Cryogenic brain freezing first tested on a rabbit

So, no Walt Disney, but scientists at 21st Century Medicine, who led the research behind the paper did successfully freeze a rabbit’s brain, and completely preserve the junctions of nerve cells or synaptic connections.

“This research is a first because it works on whole brains and preserves all of the synaptic details,” Robert McIntyre recently told the Huffington Post. “Previous techniques, such as resin embedding, are only able to preserve detailed synaptic information in small brain slices.”

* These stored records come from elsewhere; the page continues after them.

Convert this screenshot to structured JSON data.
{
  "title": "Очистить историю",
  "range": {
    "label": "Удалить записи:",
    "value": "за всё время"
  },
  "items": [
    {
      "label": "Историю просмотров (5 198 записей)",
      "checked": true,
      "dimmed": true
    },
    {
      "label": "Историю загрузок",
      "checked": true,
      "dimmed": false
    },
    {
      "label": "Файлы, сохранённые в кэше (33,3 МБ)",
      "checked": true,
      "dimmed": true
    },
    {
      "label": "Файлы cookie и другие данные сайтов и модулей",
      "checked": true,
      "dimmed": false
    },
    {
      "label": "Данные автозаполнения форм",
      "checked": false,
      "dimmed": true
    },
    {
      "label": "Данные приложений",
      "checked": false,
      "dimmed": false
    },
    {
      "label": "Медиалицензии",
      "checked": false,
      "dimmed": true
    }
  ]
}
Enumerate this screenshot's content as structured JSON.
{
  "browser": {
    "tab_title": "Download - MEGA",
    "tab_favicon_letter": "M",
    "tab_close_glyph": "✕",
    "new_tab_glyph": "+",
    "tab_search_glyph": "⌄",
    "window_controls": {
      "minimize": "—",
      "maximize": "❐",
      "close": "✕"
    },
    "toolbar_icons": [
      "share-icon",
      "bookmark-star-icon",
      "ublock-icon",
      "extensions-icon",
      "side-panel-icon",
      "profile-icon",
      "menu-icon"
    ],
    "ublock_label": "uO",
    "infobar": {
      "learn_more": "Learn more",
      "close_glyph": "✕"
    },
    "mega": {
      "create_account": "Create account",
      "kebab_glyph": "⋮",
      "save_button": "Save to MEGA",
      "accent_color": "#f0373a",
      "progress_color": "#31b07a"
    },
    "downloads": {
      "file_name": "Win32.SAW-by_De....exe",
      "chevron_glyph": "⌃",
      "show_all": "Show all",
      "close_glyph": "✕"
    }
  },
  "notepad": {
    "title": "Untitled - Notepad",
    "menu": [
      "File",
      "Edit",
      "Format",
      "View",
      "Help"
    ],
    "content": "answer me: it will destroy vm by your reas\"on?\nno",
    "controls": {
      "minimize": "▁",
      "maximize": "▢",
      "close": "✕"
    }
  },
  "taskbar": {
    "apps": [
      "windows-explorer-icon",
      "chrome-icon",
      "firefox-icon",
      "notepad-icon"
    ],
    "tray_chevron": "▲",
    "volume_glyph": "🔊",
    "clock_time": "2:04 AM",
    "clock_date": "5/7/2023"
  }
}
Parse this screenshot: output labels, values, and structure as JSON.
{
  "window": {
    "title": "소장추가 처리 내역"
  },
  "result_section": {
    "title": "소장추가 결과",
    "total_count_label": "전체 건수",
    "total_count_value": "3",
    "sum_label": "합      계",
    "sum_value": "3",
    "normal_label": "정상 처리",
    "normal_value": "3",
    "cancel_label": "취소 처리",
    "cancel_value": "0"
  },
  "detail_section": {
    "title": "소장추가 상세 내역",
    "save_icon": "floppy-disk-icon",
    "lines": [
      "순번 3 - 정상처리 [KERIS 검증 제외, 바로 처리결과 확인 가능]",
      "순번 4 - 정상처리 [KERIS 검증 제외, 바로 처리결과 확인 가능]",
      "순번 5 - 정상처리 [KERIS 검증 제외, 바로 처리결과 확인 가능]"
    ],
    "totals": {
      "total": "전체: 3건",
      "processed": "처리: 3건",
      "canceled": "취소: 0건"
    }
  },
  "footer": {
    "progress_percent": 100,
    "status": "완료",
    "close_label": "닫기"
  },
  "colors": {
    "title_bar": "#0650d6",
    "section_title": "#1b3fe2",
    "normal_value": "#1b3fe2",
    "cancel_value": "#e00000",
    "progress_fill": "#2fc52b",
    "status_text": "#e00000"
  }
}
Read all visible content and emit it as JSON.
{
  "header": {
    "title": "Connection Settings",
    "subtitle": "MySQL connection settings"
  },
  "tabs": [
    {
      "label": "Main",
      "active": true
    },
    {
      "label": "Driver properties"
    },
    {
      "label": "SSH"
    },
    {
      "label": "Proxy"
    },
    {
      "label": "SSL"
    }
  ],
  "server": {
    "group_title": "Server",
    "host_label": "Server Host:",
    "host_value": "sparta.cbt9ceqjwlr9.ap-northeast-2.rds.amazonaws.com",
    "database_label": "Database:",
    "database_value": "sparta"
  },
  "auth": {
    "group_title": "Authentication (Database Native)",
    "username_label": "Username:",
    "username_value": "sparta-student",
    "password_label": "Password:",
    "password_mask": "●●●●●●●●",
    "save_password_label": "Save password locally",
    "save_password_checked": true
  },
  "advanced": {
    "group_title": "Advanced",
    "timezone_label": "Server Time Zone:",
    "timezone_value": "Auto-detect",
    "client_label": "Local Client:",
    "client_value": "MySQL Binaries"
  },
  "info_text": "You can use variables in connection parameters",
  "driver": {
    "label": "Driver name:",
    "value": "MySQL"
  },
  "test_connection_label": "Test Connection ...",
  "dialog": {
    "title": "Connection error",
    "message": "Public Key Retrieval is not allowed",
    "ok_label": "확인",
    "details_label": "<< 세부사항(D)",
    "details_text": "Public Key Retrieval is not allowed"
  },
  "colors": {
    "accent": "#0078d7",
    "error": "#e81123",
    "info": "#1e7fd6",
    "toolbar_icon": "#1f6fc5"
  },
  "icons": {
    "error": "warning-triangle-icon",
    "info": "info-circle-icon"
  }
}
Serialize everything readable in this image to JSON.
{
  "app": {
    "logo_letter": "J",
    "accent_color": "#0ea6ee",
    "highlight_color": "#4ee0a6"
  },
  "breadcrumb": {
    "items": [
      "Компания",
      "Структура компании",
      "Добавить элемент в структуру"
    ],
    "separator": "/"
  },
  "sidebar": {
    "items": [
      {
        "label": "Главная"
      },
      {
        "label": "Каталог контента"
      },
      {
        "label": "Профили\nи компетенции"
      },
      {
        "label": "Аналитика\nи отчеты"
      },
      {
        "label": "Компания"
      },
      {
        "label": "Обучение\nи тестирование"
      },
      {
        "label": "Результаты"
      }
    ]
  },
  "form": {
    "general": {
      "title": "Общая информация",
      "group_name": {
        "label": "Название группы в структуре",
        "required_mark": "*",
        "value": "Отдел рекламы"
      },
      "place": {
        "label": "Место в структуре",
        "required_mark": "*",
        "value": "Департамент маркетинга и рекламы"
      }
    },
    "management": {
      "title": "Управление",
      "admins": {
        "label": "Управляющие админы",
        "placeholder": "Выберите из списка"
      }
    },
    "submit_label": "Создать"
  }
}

Rather that using resin embedding, the scientists turned to a a new chemical technique called Aldehyde-stabilized cryopreservation, or ASC, which combines both cryogenic cooling and chemical fixation. Keep in mind, during this process they were working with dead rabbit brain tissue and were concentrating on preserving synapsis, which after rewarming the brain it was sliced and observed through an electron microscope; sure enough, they preserved the all the connections. This according to Dr. Michael Cerullo, a psychiatrist at the Virginia-based Brain Preservation Foundationh, which sponsored the contest.

The first step in ASC is to bind the proteins in the brain together using an oily liquid called glutaraldehyde. Next the brain was given a treatment of ethylene glycol to protect the brain from the ensuing extreme cold. Ethylene glycol is a antifreeze that you might see used on an episode of “Ice Road Truckers.”

The brain was then cooled to -211 degrees Fahrenheit, essentially turning into a glass-like state.

“Ice crystals never form because the ethylene glycol completely inhibits ice crystal formation,” McIntyre said. “At -135 degrees Celsius, the brain can be stored for centuries without further decay.”

After the cryogenic freeze

In order to examine whether the synapsis survived its trip reminiscent of Han Solo’s, the brain was rewarmed and sliced.

“Every neuron and synapse looks beautifully preserved across the entire brain. Simply amazing given that I held in my hand this very same brain when it was vitrified glassy solid,” BPF president Dr. Kenneth Hayworth said in a statement. “This is not your father’s cryonics.”

McIntyre and his colleague Dr. Gregory Fahy, vice president and chief scientific officer at 21st Century Medicine, took home nearly $27,000 for their win and demonstration of ASC.

Once again, ASC won’t work on a human brain for preservation but could allow neurobiologists to preserve brain material, outside of tissue, indefinitely.

“I think that ASC could eventually lead the way to preserving memories in human brains. But using it for a big thing like that requires commensurately big evidence to support it,” McIntyre said after the win.

“It’s important in general because the level of detail that’s preserved with ASC might be sufficient to preserve all of the memories of an individual brain,” he added. “This is something that needs to be carefully discussed by the neuroscience community.”

The next contest from BPF will likely involve a larger mammalian brain, most likely a pig.